Is there anything Susan Squires can’t do? Having written well-received historical and futuristic romance, Ms. Squires takes on romantic suspense, throws in a paranormal twist, and comes up with something truly exceptional. It’s not for the faint of heart, but it is a real spellbinder of a book.
Psychiatrist Holland Banks, at 34, is at the top of her profession. With “groundbreaking studies in schizophrenia” to her credit, she’s now Director of Medical Services at Century Psychiatric Hospital and head of the Schizophrenia Research Foundation.
But the dreams that Holland has had since college are getting worse. In them, she believes one of her hands is evil, even inhuman. The tinnitus that has plagued her recently is escalating from a humming to a roar in which she hears voices. She’s afraid she’s being stalked. The voices and the paranoia sound all too much like the symptoms she hears from her patients.
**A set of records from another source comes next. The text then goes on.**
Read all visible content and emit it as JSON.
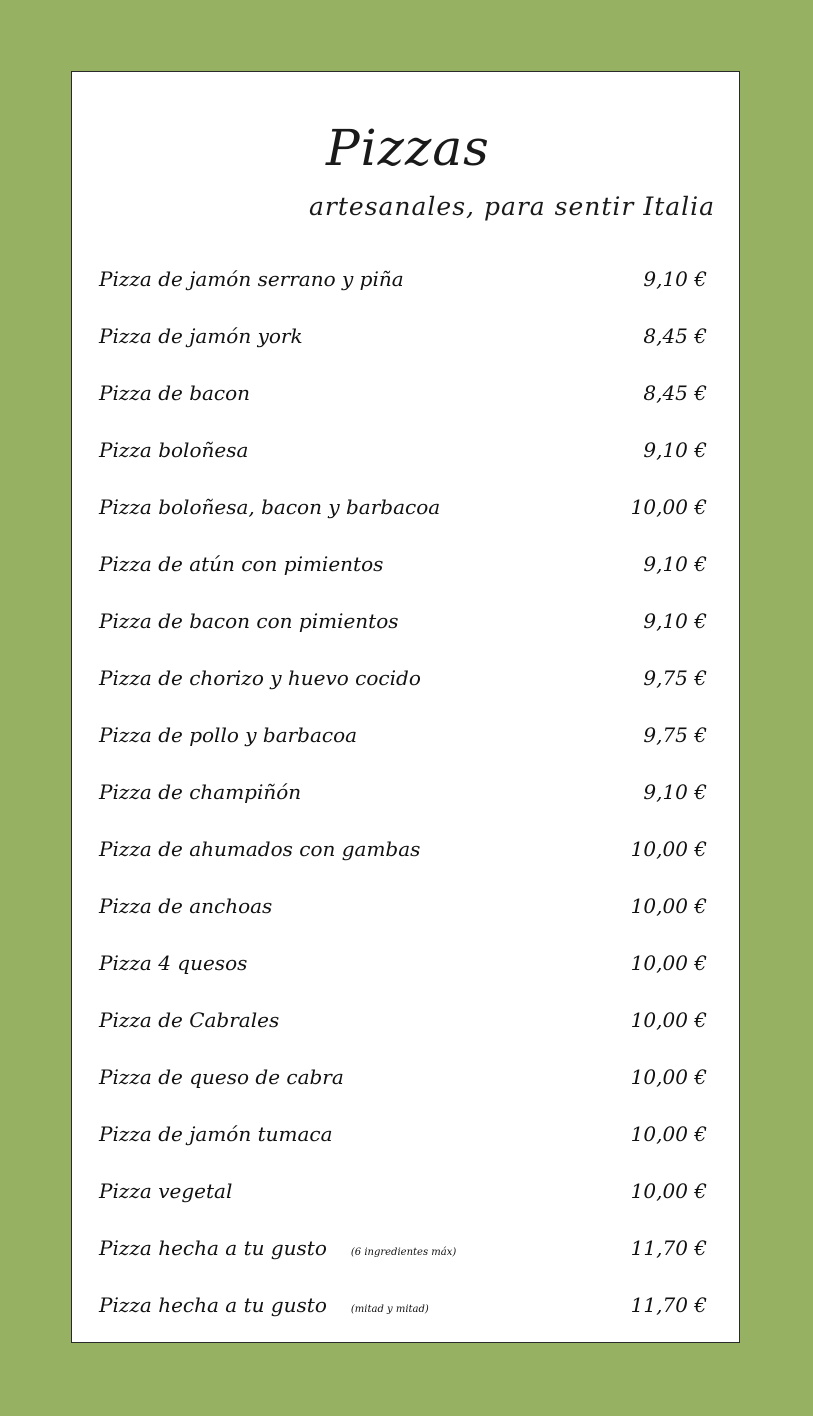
{
  "menu": {
    "title": "Pizzas",
    "subtitle": "artesanales, para sentir Italia",
    "items": [
      {
        "name": "Pizza de jamón serrano y piña",
        "note": "",
        "price": "9,10 €"
      },
      {
        "name": "Pizza de jamón york",
        "note": "",
        "price": "8,45 €"
      },
      {
        "name": "Pizza de bacon",
        "note": "",
        "price": "8,45 €"
      },
      {
        "name": "Pizza boloñesa",
        "note": "",
        "price": "9,10 €"
      },
      {
        "name": "Pizza boloñesa, bacon y barbacoa",
        "note": "",
        "price": "10,00 €"
      },
      {
        "name": "Pizza de atún con pimientos",
        "note": "",
        "price": "9,10 €"
      },
      {
        "name": "Pizza de bacon con pimientos",
        "note": "",
        "price": "9,10 €"
      },
      {
        "name": "Pizza de chorizo y huevo cocido",
        "note": "",
        "price": "9,75 €"
      },
      {
        "name": "Pizza de pollo y barbacoa",
        "note": "",
        "price": "9,75 €"
      },
      {
        "name": "Pizza de champiñón",
        "note": "",
        "price": "9,10 €"
      },
      {
        "name": "Pizza de ahumados con gambas",
        "note": "",
        "price": "10,00 €"
      },
      {
        "name": "Pizza de anchoas",
        "note": "",
        "price": "10,00 €"
      },
      {
        "name": "Pizza 4 quesos",
        "note": "",
        "price": "10,00 €"
      },
      {
        "name": "Pizza de Cabrales",
        "note": "",
        "price": "10,00 €"
      },
      {
        "name": "Pizza de queso de cabra",
        "note": "",
        "price": "10,00 €"
      },
      {
        "name": "Pizza de jamón tumaca",
        "note": "",
        "price": "10,00 €"
      },
      {
        "name": "Pizza vegetal",
        "note": "",
        "price": "10,00 €"
      },
      {
        "name": "Pizza hecha a tu gusto",
        "note": "(6 ingredientes máx)",
        "price": "11,70 €"
      },
      {
        "name": "Pizza hecha a tu gusto",
        "note": "(mitad y mitad)",
        "price": "11,70 €"
      }
    ]
  },
  "colors": {
    "background": "#97b163",
    "card": "#ffffff",
    "text": "#111111"
  }
}
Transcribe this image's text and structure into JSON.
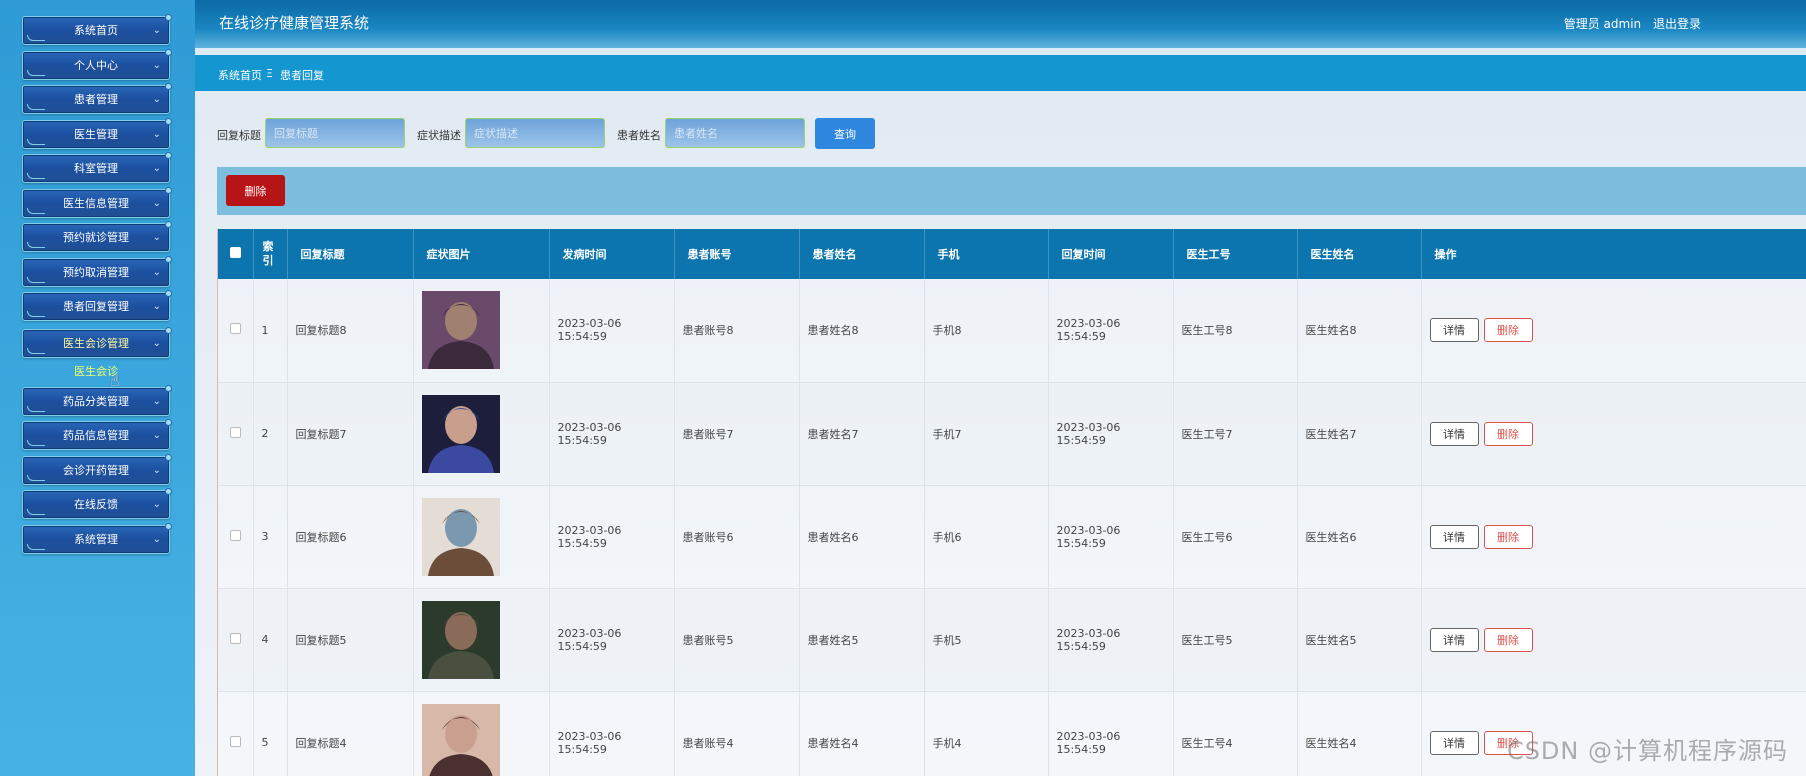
{
  "header": {
    "title": "在线诊疗健康管理系统",
    "user_label": "管理员 admin",
    "logout_label": "退出登录"
  },
  "sidebar": {
    "items": [
      {
        "label": "系统首页"
      },
      {
        "label": "个人中心"
      },
      {
        "label": "患者管理"
      },
      {
        "label": "医生管理"
      },
      {
        "label": "科室管理"
      },
      {
        "label": "医生信息管理"
      },
      {
        "label": "预约就诊管理"
      },
      {
        "label": "预约取消管理"
      },
      {
        "label": "患者回复管理"
      },
      {
        "label": "医生会诊管理"
      },
      {
        "label": "药品分类管理"
      },
      {
        "label": "药品信息管理"
      },
      {
        "label": "会诊开药管理"
      },
      {
        "label": "在线反馈"
      },
      {
        "label": "系统管理"
      }
    ],
    "sub_item_label": "医生会诊"
  },
  "breadcrumb": {
    "home": "系统首页",
    "separator": "Ξ",
    "current": "患者回复"
  },
  "search": {
    "title_label": "回复标题",
    "title_placeholder": "回复标题",
    "symptom_label": "症状描述",
    "symptom_placeholder": "症状描述",
    "name_label": "患者姓名",
    "name_placeholder": "患者姓名",
    "query_button": "查询"
  },
  "actions": {
    "delete_button": "删除"
  },
  "table": {
    "columns": [
      "索引",
      "回复标题",
      "症状图片",
      "发病时间",
      "患者账号",
      "患者姓名",
      "手机",
      "回复时间",
      "医生工号",
      "医生姓名",
      "操作"
    ],
    "index_header": "索\n引",
    "detail_label": "详情",
    "delete_label": "删除",
    "rows": [
      {
        "index": "1",
        "title": "回复标题8",
        "onset": "2023-03-06 15:54:59",
        "account": "患者账号8",
        "name": "患者姓名8",
        "phone": "手机8",
        "reply_time": "2023-03-06 15:54:59",
        "doctor_id": "医生工号8",
        "doctor_name": "医生姓名8",
        "img_colors": [
          "#6a4a6a",
          "#3a2a3c",
          "#a08070"
        ]
      },
      {
        "index": "2",
        "title": "回复标题7",
        "onset": "2023-03-06 15:54:59",
        "account": "患者账号7",
        "name": "患者姓名7",
        "phone": "手机7",
        "reply_time": "2023-03-06 15:54:59",
        "doctor_id": "医生工号7",
        "doctor_name": "医生姓名7",
        "img_colors": [
          "#1c1e3c",
          "#3b4aa0",
          "#c89f8c"
        ]
      },
      {
        "index": "3",
        "title": "回复标题6",
        "onset": "2023-03-06 15:54:59",
        "account": "患者账号6",
        "name": "患者姓名6",
        "phone": "手机6",
        "reply_time": "2023-03-06 15:54:59",
        "doctor_id": "医生工号6",
        "doctor_name": "医生姓名6",
        "img_colors": [
          "#e4ddd6",
          "#6b4e3a",
          "#7a98b0"
        ]
      },
      {
        "index": "4",
        "title": "回复标题5",
        "onset": "2023-03-06 15:54:59",
        "account": "患者账号5",
        "name": "患者姓名5",
        "phone": "手机5",
        "reply_time": "2023-03-06 15:54:59",
        "doctor_id": "医生工号5",
        "doctor_name": "医生姓名5",
        "img_colors": [
          "#2c3a2c",
          "#4a5040",
          "#8a6a58"
        ]
      },
      {
        "index": "5",
        "title": "回复标题4",
        "onset": "2023-03-06 15:54:59",
        "account": "患者账号4",
        "name": "患者姓名4",
        "phone": "手机4",
        "reply_time": "2023-03-06 15:54:59",
        "doctor_id": "医生工号4",
        "doctor_name": "医生姓名4",
        "img_colors": [
          "#d8b8a8",
          "#4a3030",
          "#c9a090"
        ]
      }
    ]
  },
  "watermark": "CSDN @计算机程序源码"
}
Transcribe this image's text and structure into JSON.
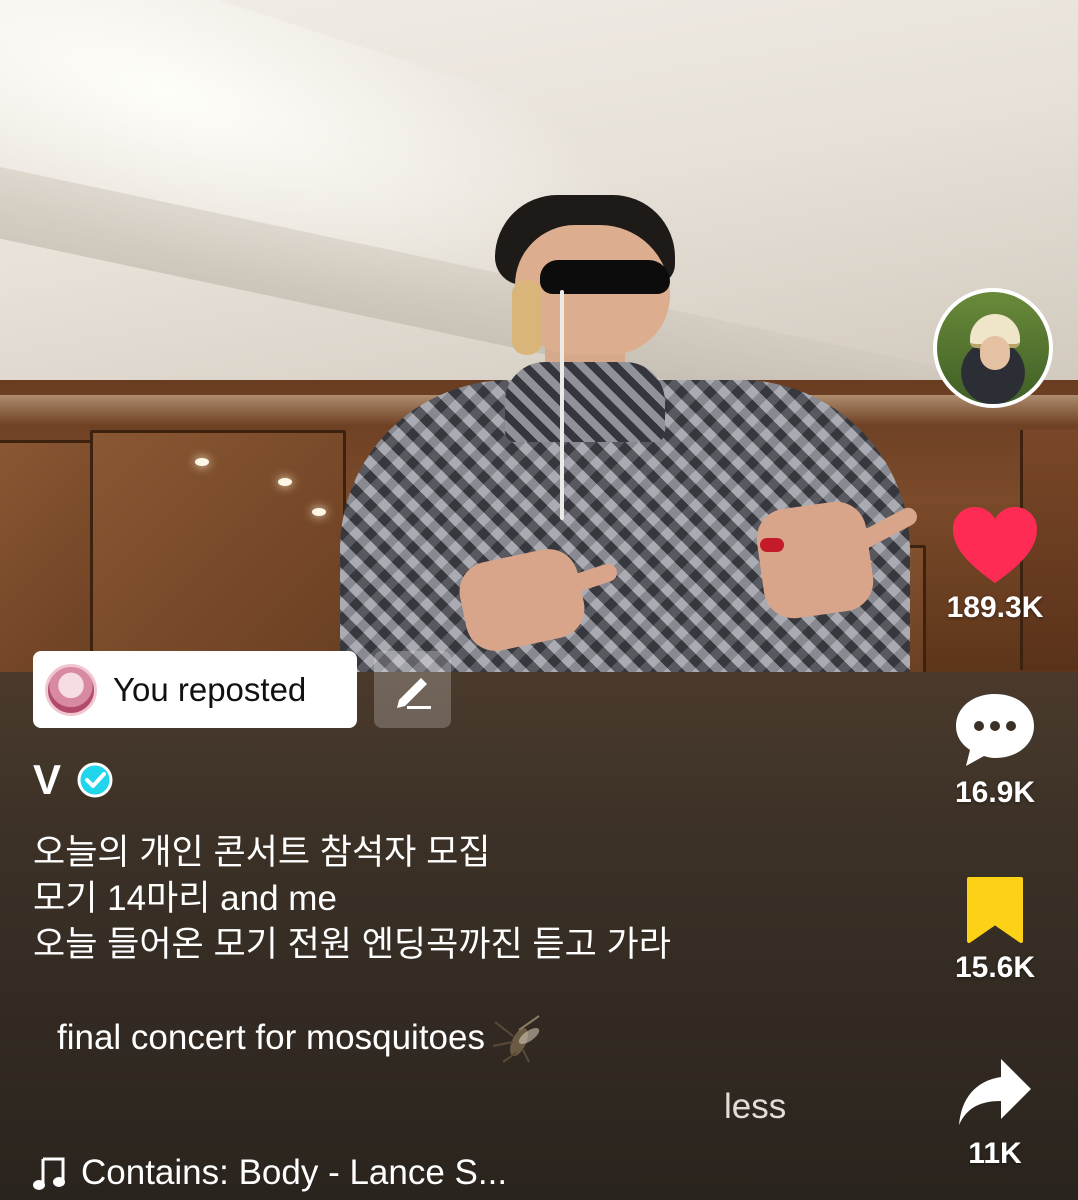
{
  "creator": {
    "name": "V",
    "verified": true
  },
  "repost": {
    "label": "You reposted"
  },
  "caption": {
    "lines": [
      "오늘의 개인 콘서트 참석자 모집",
      "모기 14마리 and me",
      "오늘 들어온 모기 전원 엔딩곡까진 듣고 가라"
    ],
    "translation": "final concert for mosquitoes",
    "less_label": "less"
  },
  "music": {
    "text": "Contains: Body - Lance S..."
  },
  "actions": {
    "likes": "189.3K",
    "comments": "16.9K",
    "saves": "15.6K",
    "shares": "11K"
  },
  "colors": {
    "like": "#fe2c55",
    "save": "#fcd116",
    "verified": "#20d5ec"
  },
  "icons": {
    "like": "heart-icon",
    "comment": "comment-bubble-icon",
    "save": "bookmark-icon",
    "share": "share-arrow-icon",
    "edit": "pencil-icon",
    "music": "music-note-icon",
    "verified": "verified-badge-icon",
    "mosquito": "mosquito-icon"
  }
}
Then, Holland’s father, a brilliant but narcissistic research scientist who scorns the ‘touchy-feely pseudoscience’ of Holland’s vocation, suddenly insists he needs her help. The subjects of his recent experiments are going insane and he needs to know why. Holland reluctantly agrees to consider the partnership, and is disappointed but not entirely surprised when he announces it as fait accompli at a press conference.
By then, the noise in her head is unbearable. She’s trying desperately to maintain a normal façade when the man she believes is stalking her appears in the crowd and appears to threaten her. Before anyone can prevent it, he approaches her – and when he touches her, the noise in her head disappears. Moments later he’s subdued and forcibly removed. Many at the press conference know her attacker; Jeff McQueen is a respected investigative reporter – who’s apparently lost his mind.
Baffled, Holland is relieved to find that Jeff is locked up in her own hospital. Against all the ethics of her profession, she knows she must take on his treatment in order to find out what’s happening to her.
From page one, this book grabbed me with its mile-a-minute pacing and plot twists. In retrospect, the entire situation seems crystal clear, even inevitable, but I think that’s because the author has been so faithful to her characters and the situation. And, because everything moves so fast, I was too busy dealing with immediate events to worry about predicting the next development.
This is definitely Holland’s story. She is by far the most well developed character: complex, interesting and sympathetic. It is fascinating to watch her transformation as the total control she has always exerted over her life disintegrates under what’s happening to her. She never completely loses her strength, but she does have occasional moments of weakness, which simply added to her depth.
Ms. Squires has done an exceptionally good job of rendering Holland’s troubled and contradictory relationship with her father as well as the bizarre realities of having people able to read your mind.
Jeff was sufficiently fleshed out to make him real and compelling as a character, but he was more of a catalyst and foil for Holland. There’s enough emphasis on the romance in the first half of the book to make it believable, but it definitely takes a back seat to the suspense story in the second half.
Some caveats. The blistering pace never lets up, so, at some points, it begins to feel a bit relentless – I can’t imagine reading it in one sitting. The science is a bit heavy sledding at times. Ms. Squires does a bit of a brain dump at the beginning of the book, explaining Holland’s father’s experiment. Try not to get hung up on it; if you don’t understand it the first time, later repetitions of the same information probably won’t help.
I suspect some readers will find the book a bit grim – the evil in this book is very evil. I personally didn’t object to the darkness, but there are a few shockingly graphic images of violence. It is, unfortunately, possible that this will be too much for some readers.
Overall, however, No More Lies is an amazing accomplishment. I wish there were more romantic suspense books on the shelves with this much power.
-- Judi McKee